Any way you measure it, the Wild comes up short in virtually every category against the Dallas Stars.

The Stars, who won their first division crown since 2003 with their fourth 50-win season, had 12 more wins and 22 more points than the Wild.

While the Wild limps into the playoffs with five consecutive losses, a string of overhauled lineups and with the fewest points (87) of any playoff team in the 11-year shootout era, the Stars won nine of their final 11 games and 12 of the last 16.

The Stars’ top four scorers — captain Jamie Benn, Tyler Seguin, Jason Spezza and John Klingberg — had more points than the Wild’s leading scorer, Mikko Koivu (56). Three Stars topped 30 goals, including Benn, who ranked third in the NHL with 41 goals and second with 89 points.

The Wild’s leading goal scorer was Zach Parise with 25. Nine of those came in three games, and there’s a concern the banged-up leader won’t be ready for Game 1 Thursday. The Wild’s second-leading goal scorer was Charlie Coyle with 21, and he went the final 18 games without a goal.

With Thomas Vanek injured and Erik Haula also a Game 1 question mark, this is why one will be hard-pressed to find anybody nationally giving the inconsistent Wild a prayer of beating the franchise that once called Bloomington home.

The Stars went 4-1 against the Wild this season, and in three games in St. Paul they rallied from three-, two- and one-goal deficits to win.

“Three of [the four losses] were in 3-on-3 [overtime], and they don’t have 3-on-3 in the playoffs, so we don’t have to worry about that,” goalie Devan Dubnyk said, sarcastically. “We know it’s going to be tough. They’re very high flying. But if we can play fast and play tight checking, then we should have a good shot.”

The harder they fall

The Wild savors the underdog role. Minnesota is the only team in the NHL that has upset a division champion in the first round in each of the past two years.

“I think we all truly feel we can play and beat anybody in the league,” Dubnyk said.

The Stars are the highest-scoring team in the NHL (3.23 goals per game) with the most 5-on-5 goals (167), second-most shots per game (32) and fifth-best power play (22.1 percent).
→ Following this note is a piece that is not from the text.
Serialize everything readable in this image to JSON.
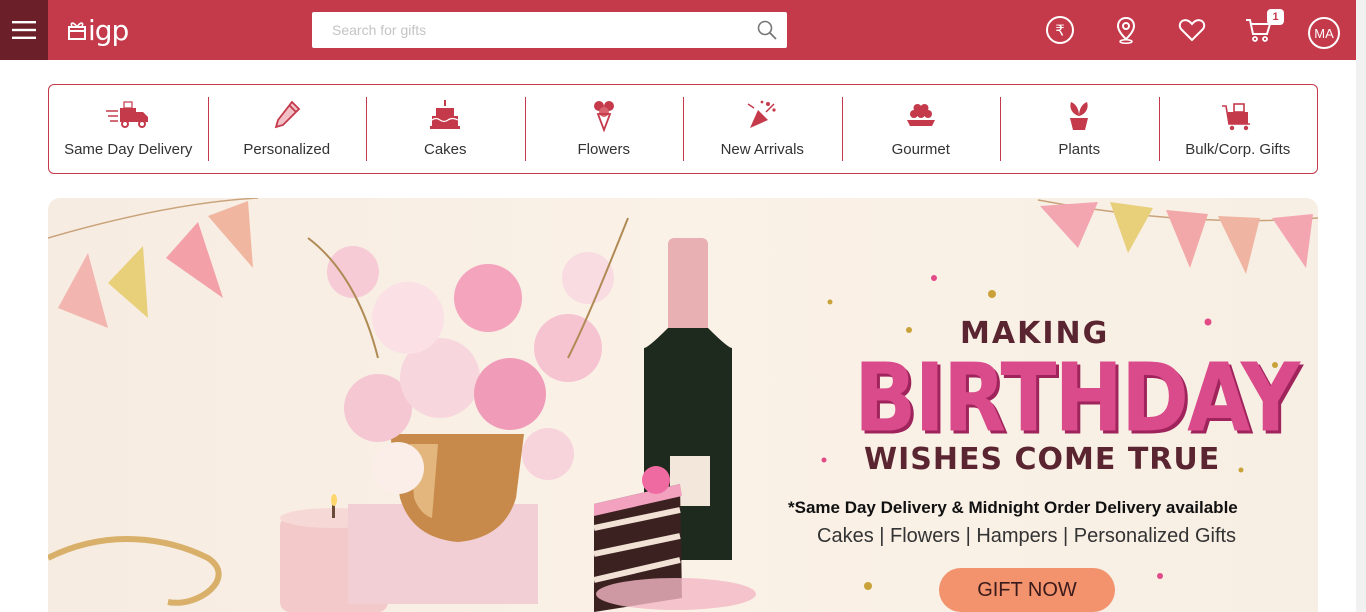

For the Wild to advance to the second round for a third consecutive year, it must rediscover its tight-checking, structured identity. That means not cheating, not getting into a track meet with the high-octane Stars, playing strong defensively and taking care of the puck, all areas of its game that have been erratic this season and particularly the past few weeks.

“We’re a very good checking team in here when we play the right way,” said Jarret Stoll, who has played 93 playoff games and won two Stanley Cups. “A fast team that plays on the right side of the puck, and therefore we get scoring chances because of it. That’s how we’re going to have to play to win.

“Maybe Dallas has more skill than us, but we have to check them, we have to get our opportunities from that, and stay out of the penalty box, be a disciplined team, and keep their power play off the ice.”

Interim coach John Torchetti has also been frustrated by the Wild’s lack of net-front presence recently. After Saturday’s loss, he slapped the Wild hard, saying, “With Chicago, you ask Jonathan Toews to stand in front of the net, he stands in front of the net, bottom line.”

One area where the Wild hopes to expose Dallas is defensively. The Stars ranked 19th in goals against (2.78 per game), gave up a league-high 15 shorthanded goals and split starts between goalies Antti Niemi and Kari Lehtonen, who combined for a subpar .905 save percentage.

“[The Wild’s] a good team, they play with a lot of structure and a lot of the personnel over there are two-way guys,” said Dallas defenseman Alex Goligoski, a former Gophers standout. “There’s not going to be a lot of cheat in their game. We’ll be ready for that. We want to concentrate on us and get to our game and use our speed, make them feel some pressure.”

Impact players’ moment

The Stars are a quick-strike team that has the ability to score with every line, especially Spezza’s renaissance 33-goal season and Seguin possibly about to return from an Achilles’ injury. While the Wild’s top players didn’t produce against Dallas this season (Parise, for instance, had no points and was minus-6 in four games), Benn and Seguin combined for five goals and 16 points in five meetings.

“They’re probably the best 1-2 in the league,” Dubnyk said. “You can probably argue Chicago’s pair isn’t so bad either, but they’re guys you have to be aware of, especially in the playoffs. You just don’t want to forget when they’re on the ice and give them too much open ice or too many opportunities, because they don’t miss very often.”

The Stars feel they have quite the opportunity this season. “We’ve got a legitimate team with a legitimate chance,” Spezza said.

But the Wild has been counted out before and has playoff experience littered up and down its lineup.

“I think everyone’s going in with a positive mindset,” Coyle said. “[Dallas is a] team that can be beat obviously, and we’ve been in this position before and we’ve come out on top. We have a good team in here, and it’s up to us how we play and what we do here.

“We have nothing to save it for. It’s playoff hockey, the time is now.”